• [What to do]:
Your output should be the full listing, unchanged.

____

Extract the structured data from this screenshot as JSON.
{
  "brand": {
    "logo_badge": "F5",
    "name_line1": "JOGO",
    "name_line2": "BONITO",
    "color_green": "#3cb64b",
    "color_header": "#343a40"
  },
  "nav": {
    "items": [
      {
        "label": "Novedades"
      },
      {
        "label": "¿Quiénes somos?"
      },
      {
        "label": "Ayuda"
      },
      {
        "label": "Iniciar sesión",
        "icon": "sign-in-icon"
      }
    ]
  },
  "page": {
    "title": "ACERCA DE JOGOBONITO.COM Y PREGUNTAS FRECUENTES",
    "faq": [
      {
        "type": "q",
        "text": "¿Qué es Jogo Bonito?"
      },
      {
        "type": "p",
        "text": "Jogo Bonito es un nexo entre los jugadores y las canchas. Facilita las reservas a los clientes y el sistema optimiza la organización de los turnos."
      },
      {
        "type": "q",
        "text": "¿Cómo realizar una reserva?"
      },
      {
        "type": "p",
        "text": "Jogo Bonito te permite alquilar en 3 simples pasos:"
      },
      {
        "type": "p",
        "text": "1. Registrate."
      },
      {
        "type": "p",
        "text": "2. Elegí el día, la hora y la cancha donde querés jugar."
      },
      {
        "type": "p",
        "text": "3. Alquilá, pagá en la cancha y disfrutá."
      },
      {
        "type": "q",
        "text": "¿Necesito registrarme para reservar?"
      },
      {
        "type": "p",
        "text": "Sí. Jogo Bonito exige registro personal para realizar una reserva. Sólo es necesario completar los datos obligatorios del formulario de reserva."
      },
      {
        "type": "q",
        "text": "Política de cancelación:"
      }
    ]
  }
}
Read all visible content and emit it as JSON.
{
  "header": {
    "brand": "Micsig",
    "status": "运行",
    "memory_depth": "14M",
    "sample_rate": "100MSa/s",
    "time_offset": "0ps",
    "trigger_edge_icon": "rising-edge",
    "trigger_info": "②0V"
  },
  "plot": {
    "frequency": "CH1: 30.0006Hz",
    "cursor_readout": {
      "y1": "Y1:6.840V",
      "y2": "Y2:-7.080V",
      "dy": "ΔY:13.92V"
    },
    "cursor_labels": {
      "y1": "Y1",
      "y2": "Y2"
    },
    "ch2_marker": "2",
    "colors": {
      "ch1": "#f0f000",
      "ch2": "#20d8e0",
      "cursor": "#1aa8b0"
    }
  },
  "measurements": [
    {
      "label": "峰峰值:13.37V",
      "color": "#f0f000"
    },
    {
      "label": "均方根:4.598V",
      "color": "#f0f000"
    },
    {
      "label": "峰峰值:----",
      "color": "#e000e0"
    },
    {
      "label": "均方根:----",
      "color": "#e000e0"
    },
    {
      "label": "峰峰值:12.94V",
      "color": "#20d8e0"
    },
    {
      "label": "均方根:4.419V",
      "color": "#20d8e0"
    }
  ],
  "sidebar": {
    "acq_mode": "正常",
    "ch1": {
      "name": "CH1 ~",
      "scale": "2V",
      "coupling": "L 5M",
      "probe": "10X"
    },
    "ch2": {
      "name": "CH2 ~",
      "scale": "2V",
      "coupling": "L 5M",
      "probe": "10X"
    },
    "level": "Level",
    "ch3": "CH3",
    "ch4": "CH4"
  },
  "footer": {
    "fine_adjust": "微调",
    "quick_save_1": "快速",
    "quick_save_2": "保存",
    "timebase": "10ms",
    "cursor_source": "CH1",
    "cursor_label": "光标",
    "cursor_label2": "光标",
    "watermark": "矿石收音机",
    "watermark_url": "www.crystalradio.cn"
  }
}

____

• [Written response]:
Extract the structured data from this screenshot as JSON.
{
  "brand": {
    "logo_badge": "F5",
    "name_line1": "JOGO",
    "name_line2": "BONITO",
    "color_green": "#3cb64b",
    "color_header": "#343a40"
  },
  "nav": {
    "items": [
      {
        "label": "Novedades"
      },
      {
        "label": "¿Quiénes somos?"
      },
      {
        "label": "Ayuda"
      },
      {
        "label": "Iniciar sesión",
        "icon": "sign-in-icon"
      }
    ]
  },
  "page": {
    "title": "ACERCA DE JOGOBONITO.COM Y PREGUNTAS FRECUENTES",
    "faq": [
      {
        "type": "q",
        "text": "¿Qué es Jogo Bonito?"
      },
      {
        "type": "p",
        "text": "Jogo Bonito es un nexo entre los jugadores y las canchas. Facilita las reservas a los clientes y el sistema optimiza la organización de los turnos."
      },
      {
        "type": "q",
        "text": "¿Cómo realizar una reserva?"
      },
      {
        "type": "p",
        "text": "Jogo Bonito te permite alquilar en 3 simples pasos:"
      },
      {
        "type": "p",
        "text": "1. Registrate."
      },
      {
        "type": "p",
        "text": "2. Elegí el día, la hora y la cancha donde querés jugar."
      },
      {
        "type": "p",
        "text": "3. Alquilá, pagá en la cancha y disfrutá."
      },
      {
        "type": "q",
        "text": "¿Necesito registrarme para reservar?"
      },
      {
        "type": "p",
        "text": "Sí. Jogo Bonito exige registro personal para realizar una reserva. Sólo es necesario completar los datos obligatorios del formulario de reserva."
      },
      {
        "type": "q",
        "text": "Política de cancelación:"
      }
    ]
  }
}
Read all visible content and emit it as JSON.
{
  "header": {
    "brand": "Micsig",
    "status": "运行",
    "memory_depth": "14M",
    "sample_rate": "100MSa/s",
    "time_offset": "0ps",
    "trigger_edge_icon": "rising-edge",
    "trigger_info": "②0V"
  },
  "plot": {
    "frequency": "CH1: 30.0006Hz",
    "cursor_readout": {
      "y1": "Y1:6.840V",
      "y2": "Y2:-7.080V",
      "dy": "ΔY:13.92V"
    },
    "cursor_labels": {
      "y1": "Y1",
      "y2": "Y2"
    },
    "ch2_marker": "2",
    "colors": {
      "ch1": "#f0f000",
      "ch2": "#20d8e0",
      "cursor": "#1aa8b0"
    }
  },
  "measurements": [
    {
      "label": "峰峰值:13.37V",
      "color": "#f0f000"
    },
    {
      "label": "均方根:4.598V",
      "color": "#f0f000"
    },
    {
      "label": "峰峰值:----",
      "color": "#e000e0"
    },
    {
      "label": "均方根:----",
      "color": "#e000e0"
    },
    {
      "label": "峰峰值:12.94V",
      "color": "#20d8e0"
    },
    {
      "label": "均方根:4.419V",
      "color": "#20d8e0"
    }
  ],
  "sidebar": {
    "acq_mode": "正常",
    "ch1": {
      "name": "CH1 ~",
      "scale": "2V",
      "coupling": "L 5M",
      "probe": "10X"
    },
    "ch2": {
      "name": "CH2 ~",
      "scale": "2V",
      "coupling": "L 5M",
      "probe": "10X"
    },
    "level": "Level",
    "ch3": "CH3",
    "ch4": "CH4"
  },
  "footer": {
    "fine_adjust": "微调",
    "quick_save_1": "快速",
    "quick_save_2": "保存",
    "timebase": "10ms",
    "cursor_source": "CH1",
    "cursor_label": "光标",
    "cursor_label2": "光标",
    "watermark": "矿石收音机",
    "watermark_url": "www.crystalradio.cn"
  }
}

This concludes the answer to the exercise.